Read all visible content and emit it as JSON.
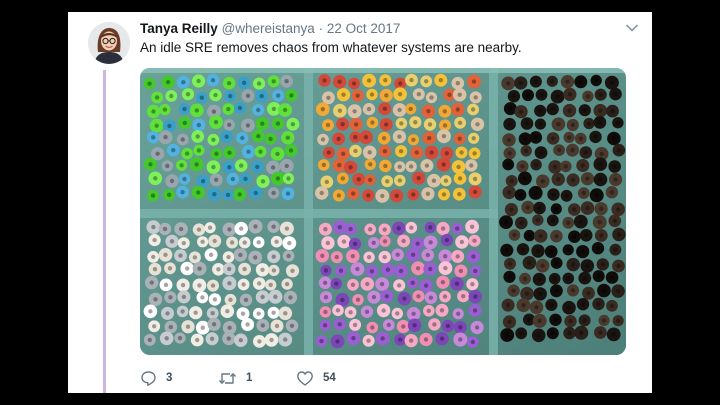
{
  "tweet": {
    "author_name": "Tanya Reilly",
    "handle": "@whereistanya",
    "separator": "·",
    "date": "22 Oct 2017",
    "text": "An idle SRE removes chaos from whatever systems are nearby.",
    "reply_count": "3",
    "retweet_count": "1",
    "like_count": "54"
  },
  "icons": {
    "reply": "speech-bubble-icon",
    "retweet": "retweet-arrows-icon",
    "like": "heart-outline-icon",
    "menu": "chevron-down-icon"
  },
  "colors": {
    "text": "#14171a",
    "muted": "#657786",
    "thread_line": "#c9b6e4",
    "tray": "#5e8f88"
  }
}
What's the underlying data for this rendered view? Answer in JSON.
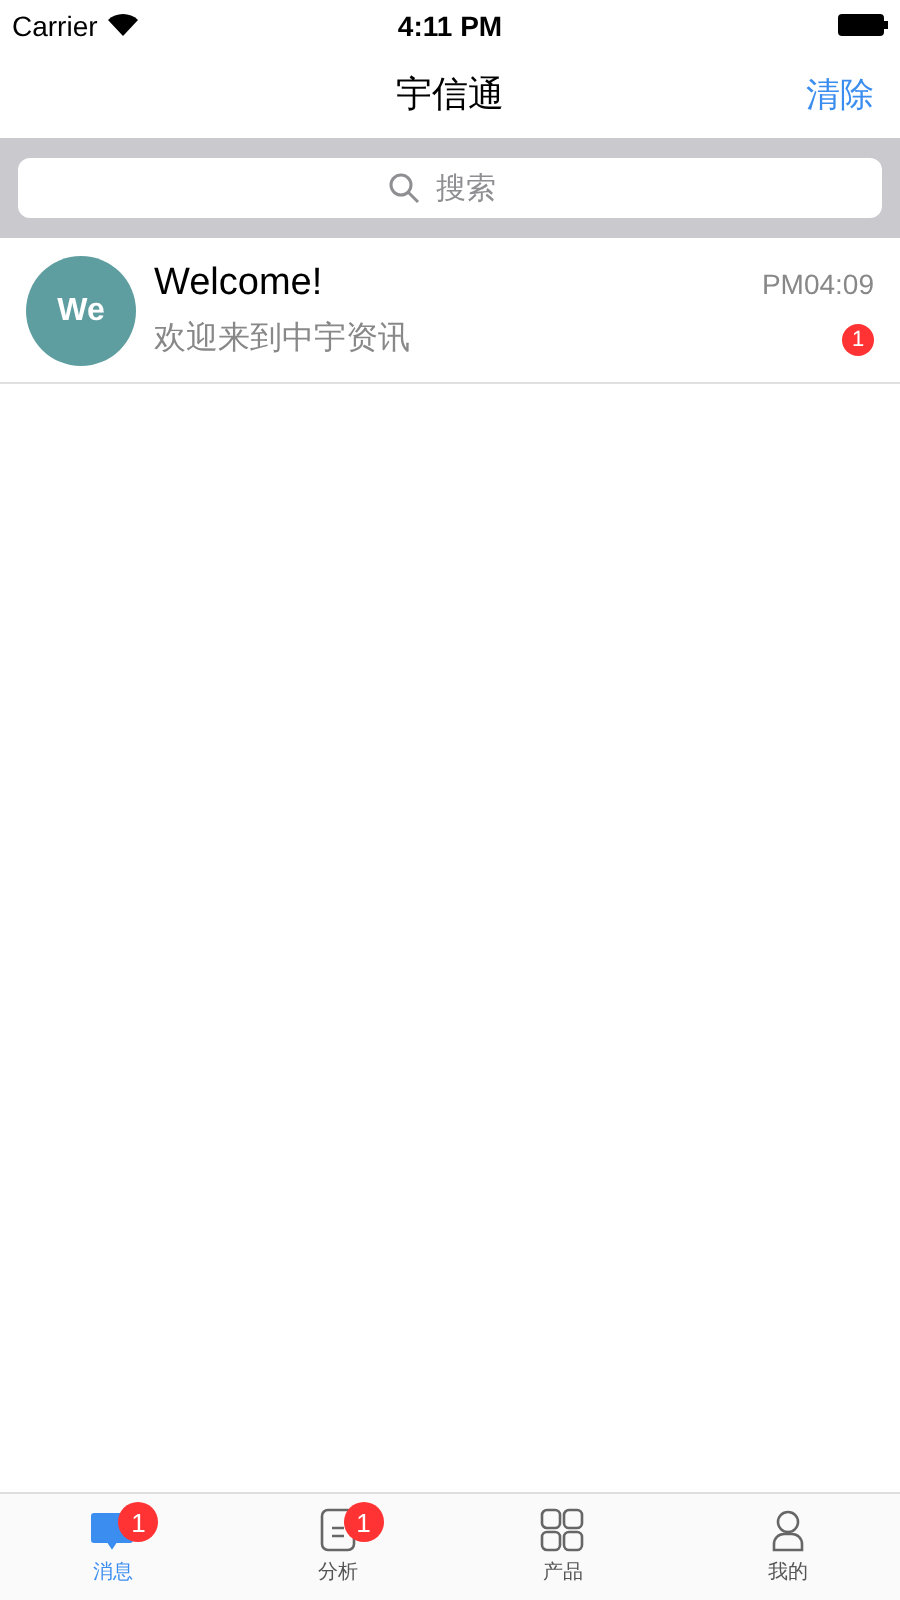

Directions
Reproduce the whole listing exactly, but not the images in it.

Final answer
Read all visible content and emit it as JSON.
{
  "tweet": {
    "author_name": "Tanya Reilly",
    "handle": "@whereistanya",
    "separator": "·",
    "date": "22 Oct 2017",
    "text": "An idle SRE removes chaos from whatever systems are nearby.",
    "reply_count": "3",
    "retweet_count": "1",
    "like_count": "54"
  },
  "icons": {
    "reply": "speech-bubble-icon",
    "retweet": "retweet-arrows-icon",
    "like": "heart-outline-icon",
    "menu": "chevron-down-icon"
  },
  "colors": {
    "text": "#14171a",
    "muted": "#657786",
    "thread_line": "#c9b6e4",
    "tray": "#5e8f88"
  }
}
What's the underlying data for this rendered view? Answer in JSON.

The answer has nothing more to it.